'Columbus Affair' not Berry's best, but still good

The fantastical trips through history never seem to end for Steve Berry. The Florida author has written more than 10 books that combine real events, conspiracy theories and Indiana Jones-style adventures. They’re usually exciting, well-written stories that offer plenty of thought-provoking lessons.
But that isn’t the case with “The Columbus Affair.” The story has some enjoyable moments but they are few and far between. Some of the main characters, especially journalist Tom Sagan, felt underdeveloped or underutilized. And the plot — the mysteries surrounding Christopher Columbus — isn’t as thrilling as past Berry plots, say, the Knights Templar and the Masons (“The Templar Legacy“) and a secret society of pirates (“The Jefferson Key”).
But Berry is a motivated storyteller and indefatigable researcher, and there’s enough action and intrigue in “The Columbus Affair” to make it a tale worth reading. It just falls short when compared to the author’s previous works.
The story begins with Sagan sitting at his Florida home, gripping a gun. The Pulitzer Prize-winning investigative journalist “simply did not want to live any longer.” He has lost pretty much everything — including job and wife — after his controversial report on a war-torn region was labeled a fraud. He suspects it was a deliberate act of sabotage, but by who?

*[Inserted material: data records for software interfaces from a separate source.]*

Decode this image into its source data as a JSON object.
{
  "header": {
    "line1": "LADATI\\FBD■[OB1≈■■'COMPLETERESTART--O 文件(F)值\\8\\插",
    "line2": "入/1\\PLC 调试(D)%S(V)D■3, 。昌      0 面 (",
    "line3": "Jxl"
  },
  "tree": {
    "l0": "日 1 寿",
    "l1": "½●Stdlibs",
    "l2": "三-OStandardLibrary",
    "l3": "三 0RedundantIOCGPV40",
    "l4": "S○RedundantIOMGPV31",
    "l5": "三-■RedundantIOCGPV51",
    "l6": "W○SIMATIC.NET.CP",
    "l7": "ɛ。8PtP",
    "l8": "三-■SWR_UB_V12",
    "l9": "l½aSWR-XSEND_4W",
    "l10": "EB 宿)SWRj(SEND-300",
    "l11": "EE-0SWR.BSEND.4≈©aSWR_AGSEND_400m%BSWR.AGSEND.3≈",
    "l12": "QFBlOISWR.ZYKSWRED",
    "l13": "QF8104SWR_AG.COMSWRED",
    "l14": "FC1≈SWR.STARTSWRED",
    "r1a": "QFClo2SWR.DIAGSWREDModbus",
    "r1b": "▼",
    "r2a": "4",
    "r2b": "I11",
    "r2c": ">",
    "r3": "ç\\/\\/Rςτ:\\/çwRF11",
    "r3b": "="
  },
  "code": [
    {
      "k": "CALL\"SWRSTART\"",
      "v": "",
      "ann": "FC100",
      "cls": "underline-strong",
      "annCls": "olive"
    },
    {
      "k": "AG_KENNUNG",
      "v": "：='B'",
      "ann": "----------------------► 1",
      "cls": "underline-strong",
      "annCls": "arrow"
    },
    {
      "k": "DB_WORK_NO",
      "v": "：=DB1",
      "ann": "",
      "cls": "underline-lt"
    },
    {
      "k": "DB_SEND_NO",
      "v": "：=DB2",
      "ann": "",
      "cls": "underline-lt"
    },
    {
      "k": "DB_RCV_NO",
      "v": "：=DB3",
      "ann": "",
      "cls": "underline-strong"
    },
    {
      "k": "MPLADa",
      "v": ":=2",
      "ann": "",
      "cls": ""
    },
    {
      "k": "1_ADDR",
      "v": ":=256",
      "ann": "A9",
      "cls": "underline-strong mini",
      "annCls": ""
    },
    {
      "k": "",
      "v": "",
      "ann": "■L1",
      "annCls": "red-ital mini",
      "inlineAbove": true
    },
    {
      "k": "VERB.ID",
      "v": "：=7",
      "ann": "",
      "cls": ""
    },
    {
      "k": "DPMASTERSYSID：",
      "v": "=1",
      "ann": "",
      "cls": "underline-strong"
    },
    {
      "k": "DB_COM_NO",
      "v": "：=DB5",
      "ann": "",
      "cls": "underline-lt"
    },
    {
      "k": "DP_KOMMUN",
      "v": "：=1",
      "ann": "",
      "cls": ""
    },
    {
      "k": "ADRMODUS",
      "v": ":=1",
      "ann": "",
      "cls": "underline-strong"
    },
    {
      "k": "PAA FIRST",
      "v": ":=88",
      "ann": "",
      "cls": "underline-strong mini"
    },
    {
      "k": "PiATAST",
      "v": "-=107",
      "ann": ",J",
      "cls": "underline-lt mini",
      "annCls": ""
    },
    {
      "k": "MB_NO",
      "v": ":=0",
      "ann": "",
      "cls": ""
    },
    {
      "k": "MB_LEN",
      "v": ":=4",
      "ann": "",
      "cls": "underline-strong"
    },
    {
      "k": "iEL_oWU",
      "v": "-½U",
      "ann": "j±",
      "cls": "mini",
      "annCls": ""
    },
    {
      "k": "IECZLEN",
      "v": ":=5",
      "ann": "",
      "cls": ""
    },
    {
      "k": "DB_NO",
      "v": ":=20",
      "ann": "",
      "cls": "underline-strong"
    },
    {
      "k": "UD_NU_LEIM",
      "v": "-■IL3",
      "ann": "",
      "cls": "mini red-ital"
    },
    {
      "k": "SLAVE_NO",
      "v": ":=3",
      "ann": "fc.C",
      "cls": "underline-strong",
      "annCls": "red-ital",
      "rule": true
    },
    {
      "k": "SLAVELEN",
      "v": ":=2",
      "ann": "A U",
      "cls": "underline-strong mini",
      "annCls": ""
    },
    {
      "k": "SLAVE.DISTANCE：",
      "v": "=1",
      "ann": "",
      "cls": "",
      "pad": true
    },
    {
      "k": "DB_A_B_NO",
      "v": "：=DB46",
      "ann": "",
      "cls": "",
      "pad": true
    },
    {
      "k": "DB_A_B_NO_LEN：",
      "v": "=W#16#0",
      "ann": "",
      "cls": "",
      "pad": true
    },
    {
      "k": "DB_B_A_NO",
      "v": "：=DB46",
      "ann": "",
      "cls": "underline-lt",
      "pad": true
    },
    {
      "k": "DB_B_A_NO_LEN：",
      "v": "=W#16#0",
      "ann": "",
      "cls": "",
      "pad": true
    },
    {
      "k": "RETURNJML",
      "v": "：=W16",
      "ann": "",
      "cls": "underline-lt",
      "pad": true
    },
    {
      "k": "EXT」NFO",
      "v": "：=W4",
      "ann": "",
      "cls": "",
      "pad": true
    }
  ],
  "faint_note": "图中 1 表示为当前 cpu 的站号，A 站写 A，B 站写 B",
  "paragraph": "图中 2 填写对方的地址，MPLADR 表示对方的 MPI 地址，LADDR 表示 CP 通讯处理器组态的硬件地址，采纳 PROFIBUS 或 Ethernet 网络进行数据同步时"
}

Before he pulls the trigger, he is paid a visit by Zachariah Simon, a fanatical Jewish businessman and scholar who is looking for an ancient secret treasure that somehow escaped the destruction of the Second Temple in Jerusalem in 70 A.D. Simon believes that Sagan knows where the treasure is located. He has kidnapped Sagan’s daughter and holds her for ransom. The journalist wants to save his daughter’s life and reluctantly agrees to go with Simon on a high-stakes journey that will affect the rest of their lives.
How does this involve Columbus? Well, the famed explorer and founder of the New World has a truly mysterious past. “The Columbus Affair” mines the theory that Columbus himself may have been a Jew and may have carried some or all of that treasure to the New World, particularly Jamaica, on his voyages.
Simon believes in this theory and is willing to burn the candle at both ends to obtain that treasure, which could cause serious cultural and geopolitical ramifications. The adventure starts in Florida, but goes to Vienna and Prague before reaching a climax in Jamaica.